Eight Considerations When Preparing Data Visualizations

Data visualizations can be among the most effective tools in conveying analytical results.

By Angela Sabbe and Jeremy Guinta

Data visualizations can be among the most effective tools in conveying analytical results. Here are some quick tips on how to maximize your data visualizations.

Data Visualizations Should Be:

  1. Observable. The graphic contains a fact or a trend that a lay person can see. Visuals should speak for themselves! Graphs should tell a story that ANYONE can follow. You should be able to show your graphic to someone and they should be able to interpret the meaning, trend, and story from the graph itself. If you need to be present to tell the story of the graph, then your graph should be reconsidered.  
  2. Objective. The graphic does not attempt to hide a fact or trend, nor does it attempt to create one that is not there.

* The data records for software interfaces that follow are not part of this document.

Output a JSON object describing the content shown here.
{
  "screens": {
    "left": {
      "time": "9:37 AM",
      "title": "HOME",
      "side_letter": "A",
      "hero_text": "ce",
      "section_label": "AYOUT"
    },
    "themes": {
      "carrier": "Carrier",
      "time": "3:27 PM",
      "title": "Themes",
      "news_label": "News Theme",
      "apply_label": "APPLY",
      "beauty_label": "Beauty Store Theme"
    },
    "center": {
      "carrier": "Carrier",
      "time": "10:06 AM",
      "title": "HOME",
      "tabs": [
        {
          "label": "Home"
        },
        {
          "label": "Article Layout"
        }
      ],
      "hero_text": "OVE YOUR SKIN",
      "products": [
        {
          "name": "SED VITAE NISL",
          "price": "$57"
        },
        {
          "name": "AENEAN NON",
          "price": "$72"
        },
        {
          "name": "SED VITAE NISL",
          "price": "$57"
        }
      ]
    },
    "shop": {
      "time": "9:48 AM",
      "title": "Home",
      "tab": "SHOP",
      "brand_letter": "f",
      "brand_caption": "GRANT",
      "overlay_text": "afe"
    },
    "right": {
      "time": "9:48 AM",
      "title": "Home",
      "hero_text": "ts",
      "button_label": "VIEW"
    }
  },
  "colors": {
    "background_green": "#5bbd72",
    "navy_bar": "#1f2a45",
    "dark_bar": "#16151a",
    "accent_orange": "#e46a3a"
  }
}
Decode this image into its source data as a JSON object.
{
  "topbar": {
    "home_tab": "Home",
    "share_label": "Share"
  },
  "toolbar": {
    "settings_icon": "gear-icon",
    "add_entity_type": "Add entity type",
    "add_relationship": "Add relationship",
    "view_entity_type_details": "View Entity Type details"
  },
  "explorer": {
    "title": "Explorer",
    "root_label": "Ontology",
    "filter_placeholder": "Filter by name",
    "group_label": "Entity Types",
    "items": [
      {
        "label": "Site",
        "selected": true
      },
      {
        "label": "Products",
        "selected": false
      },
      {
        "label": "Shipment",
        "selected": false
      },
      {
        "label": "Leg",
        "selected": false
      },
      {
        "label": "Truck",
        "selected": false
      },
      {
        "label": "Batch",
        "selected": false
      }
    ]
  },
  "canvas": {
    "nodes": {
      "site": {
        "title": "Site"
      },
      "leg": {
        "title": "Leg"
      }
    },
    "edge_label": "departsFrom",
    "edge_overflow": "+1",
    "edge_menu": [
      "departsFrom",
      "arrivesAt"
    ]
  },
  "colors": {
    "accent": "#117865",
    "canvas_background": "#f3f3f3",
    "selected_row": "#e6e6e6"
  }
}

The graph does NOT hide or misrepresent anything; often, an incorrect or misleading title is applied to a graph.
  3. Original. The graphic contains verifiable data sources. Sources, any restrictions on the data, and any other condition that was used to create the graphic should be cited. Anyone should be able to re-create the graph from the information provided in the graph itself from the underlying data.
  4. Open. The graphic is clear and concise. Simple is best! Complicated graphs with many moving parts, fancy colors, arrows, and/or text boxes are confusing and difficult to explain and interpret.

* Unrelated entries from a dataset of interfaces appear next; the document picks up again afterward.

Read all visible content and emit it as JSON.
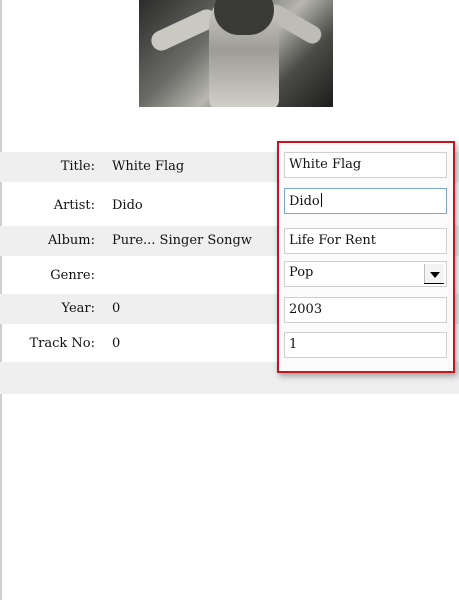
{
  "labels": {
    "title": "Title:",
    "artist": "Artist:",
    "album": "Album:",
    "genre": "Genre:",
    "year": "Year:",
    "track": "Track No:"
  },
  "current": {
    "title": "White Flag",
    "artist": "Dido",
    "album": "Pure... Singer Songw",
    "genre": "",
    "year": "0",
    "track": "0"
  },
  "edit": {
    "title": "White Flag",
    "artist": "Dido",
    "album": "Life For Rent",
    "genre": "Pop",
    "year": "2003",
    "track": "1"
  },
  "colors": {
    "highlight_border": "#c4161c",
    "row_shade": "#efefef"
  }
}
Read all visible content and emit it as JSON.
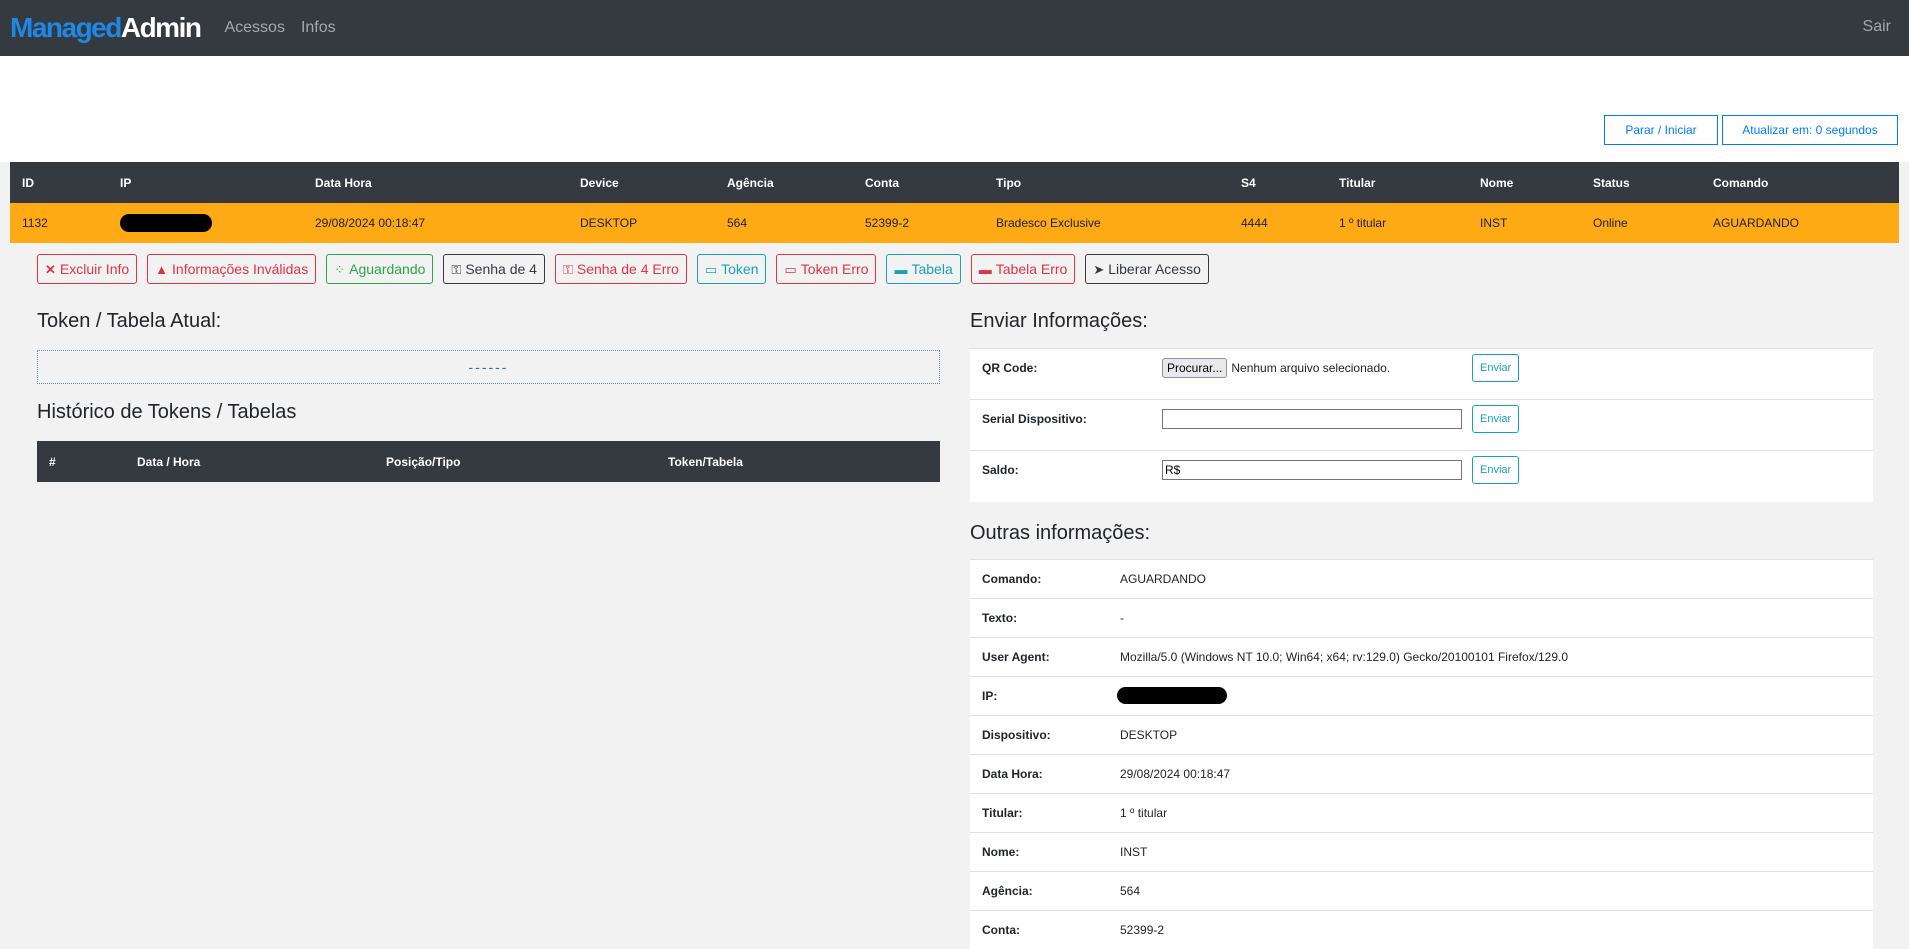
{
  "navbar": {
    "brand_part1": "Managed",
    "brand_part2": "Admin",
    "links": [
      "Acessos",
      "Infos"
    ],
    "logout": "Sair"
  },
  "top_buttons": {
    "stop_start": "Parar / Iniciar",
    "refresh": "Atualizar em: 0 segundos"
  },
  "main_table": {
    "headers": [
      "ID",
      "IP",
      "Data Hora",
      "Device",
      "Agência",
      "Conta",
      "Tipo",
      "S4",
      "Titular",
      "Nome",
      "Status",
      "Comando"
    ],
    "row": {
      "id": "1132",
      "ip": "",
      "data_hora": "29/08/2024 00:18:47",
      "device": "DESKTOP",
      "agencia": "564",
      "conta": "52399-2",
      "tipo": "Bradesco Exclusive",
      "s4": "4444",
      "titular": "1 º titular",
      "nome": "INST",
      "status": "Online",
      "comando": "AGUARDANDO"
    },
    "row_color": "#fdaa14",
    "status_color": "#28a745"
  },
  "action_buttons": [
    {
      "label": "Excluir Info",
      "icon": "x-icon",
      "color": "#dc3545"
    },
    {
      "label": "Informações Inválidas",
      "icon": "warning-icon",
      "color": "#dc3545"
    },
    {
      "label": "Aguardando",
      "icon": "spinner-icon",
      "color": "#28a745"
    },
    {
      "label": "Senha de 4",
      "icon": "key-icon",
      "color": "#343a40"
    },
    {
      "label": "Senha de 4 Erro",
      "icon": "key-icon",
      "color": "#dc3545"
    },
    {
      "label": "Token",
      "icon": "card-icon",
      "color": "#17a2b8"
    },
    {
      "label": "Token Erro",
      "icon": "card-icon",
      "color": "#dc3545"
    },
    {
      "label": "Tabela",
      "icon": "credit-card-icon",
      "color": "#17a2b8"
    },
    {
      "label": "Tabela Erro",
      "icon": "credit-card-icon",
      "color": "#dc3545"
    },
    {
      "label": "Liberar Acesso",
      "icon": "paper-plane-icon",
      "color": "#343a40"
    }
  ],
  "current": {
    "title": "Token / Tabela Atual:",
    "value": "------"
  },
  "history": {
    "title": "Histórico de Tokens / Tabelas",
    "headers": [
      "#",
      "Data / Hora",
      "Posição/Tipo",
      "Token/Tabela"
    ]
  },
  "send": {
    "title": "Enviar Informações:",
    "qr_label": "QR Code:",
    "file_button": "Procurar...",
    "file_status": "Nenhum arquivo selecionado.",
    "serial_label": "Serial Dispositivo:",
    "serial_value": "",
    "saldo_label": "Saldo:",
    "saldo_value": "R$",
    "send_label": "Enviar"
  },
  "other": {
    "title": "Outras informações:",
    "rows": [
      {
        "label": "Comando:",
        "value": "AGUARDANDO"
      },
      {
        "label": "Texto:",
        "value": "-"
      },
      {
        "label": "User Agent:",
        "value": "Mozilla/5.0 (Windows NT 10.0; Win64; x64; rv:129.0) Gecko/20100101 Firefox/129.0"
      },
      {
        "label": "IP:",
        "value": ""
      },
      {
        "label": "Dispositivo:",
        "value": "DESKTOP"
      },
      {
        "label": "Data Hora:",
        "value": "29/08/2024 00:18:47"
      },
      {
        "label": "Titular:",
        "value": "1 º titular"
      },
      {
        "label": "Nome:",
        "value": "INST"
      },
      {
        "label": "Agência:",
        "value": "564"
      },
      {
        "label": "Conta:",
        "value": "52399-2"
      }
    ]
  }
}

Data Visualizations Should Have:

  1. Title. A simple but descriptive title that explains the graph; the title should be descriptive and tell the story. Good titles grab the attention of the viewer and explain what is happening.
  2. Caption. If the title is not enough to explain what is happening, then a caption should be added. Even if your report explains it in the text, consider adding a caption to help let the graph stand alone.
  3. Citations and Sources. The graph should include all data sources and citations. The graph should be thoroughly cited. If the graph was removed from the report completely (say as a trial exhibit), could it stand alone?
  4. Colors. Proper use of color is key to telling the story. Colors that flow together can hide trends and patterns, while colors that deviate wildly from each other can distract from the overall meaning. Balance is key.

Angela Sabbe is a managing director with Ankura in Los Angeles, California, and chairs the Consumer Litigation Committee’s Subcommittee on Electronic Transactions. Jeremy Guinta is a senior director with Ankura in Los Angeles and chairs the Employment & Labor Relations Law Committee’s Administrative Subcommittee.

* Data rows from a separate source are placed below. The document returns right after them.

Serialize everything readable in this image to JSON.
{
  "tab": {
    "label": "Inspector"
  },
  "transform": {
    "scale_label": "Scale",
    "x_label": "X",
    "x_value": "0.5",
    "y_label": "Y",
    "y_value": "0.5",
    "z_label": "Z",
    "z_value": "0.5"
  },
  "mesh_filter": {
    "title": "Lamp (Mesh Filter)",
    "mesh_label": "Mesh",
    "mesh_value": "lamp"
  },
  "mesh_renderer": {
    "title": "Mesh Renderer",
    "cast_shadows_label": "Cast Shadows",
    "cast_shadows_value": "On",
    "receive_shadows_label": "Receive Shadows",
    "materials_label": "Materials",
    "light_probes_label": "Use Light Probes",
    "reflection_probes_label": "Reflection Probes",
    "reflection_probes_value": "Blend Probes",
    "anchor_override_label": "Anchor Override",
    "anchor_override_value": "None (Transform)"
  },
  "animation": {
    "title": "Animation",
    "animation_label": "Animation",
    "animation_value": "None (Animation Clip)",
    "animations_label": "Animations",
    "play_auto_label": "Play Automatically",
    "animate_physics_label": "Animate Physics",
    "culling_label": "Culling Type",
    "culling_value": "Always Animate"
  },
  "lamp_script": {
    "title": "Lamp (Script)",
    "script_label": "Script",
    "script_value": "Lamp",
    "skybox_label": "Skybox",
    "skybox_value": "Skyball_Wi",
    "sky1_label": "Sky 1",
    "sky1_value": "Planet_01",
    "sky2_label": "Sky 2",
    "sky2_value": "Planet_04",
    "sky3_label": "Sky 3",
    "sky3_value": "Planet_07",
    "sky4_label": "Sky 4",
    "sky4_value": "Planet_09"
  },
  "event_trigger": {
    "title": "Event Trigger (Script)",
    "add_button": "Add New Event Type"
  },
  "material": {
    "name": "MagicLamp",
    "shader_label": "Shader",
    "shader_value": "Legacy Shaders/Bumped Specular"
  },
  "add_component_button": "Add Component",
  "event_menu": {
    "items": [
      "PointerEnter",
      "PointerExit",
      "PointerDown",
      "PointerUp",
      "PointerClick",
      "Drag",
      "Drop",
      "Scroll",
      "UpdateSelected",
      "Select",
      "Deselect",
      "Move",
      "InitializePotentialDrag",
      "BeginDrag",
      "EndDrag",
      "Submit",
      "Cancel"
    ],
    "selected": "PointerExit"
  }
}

Ankura is the Litigation Advisory Services Sponsor of the ABA Section of Litigation. This article should be not construed as an endorsement by the ABA or ABA Entities.


Copyright © 2019, American Bar Association. All rights reserved. This information or any portion thereof may not be copied or disseminated in any form or by any means or downloaded or stored in an electronic database or retrieval system without the express written consent of the American Bar Association. The views expressed in this article are those of the author(s) and do not necessarily reflect the positions or policies of the American Bar Association, the Section of Litigation, this committee, or the employer(s) of the author(s).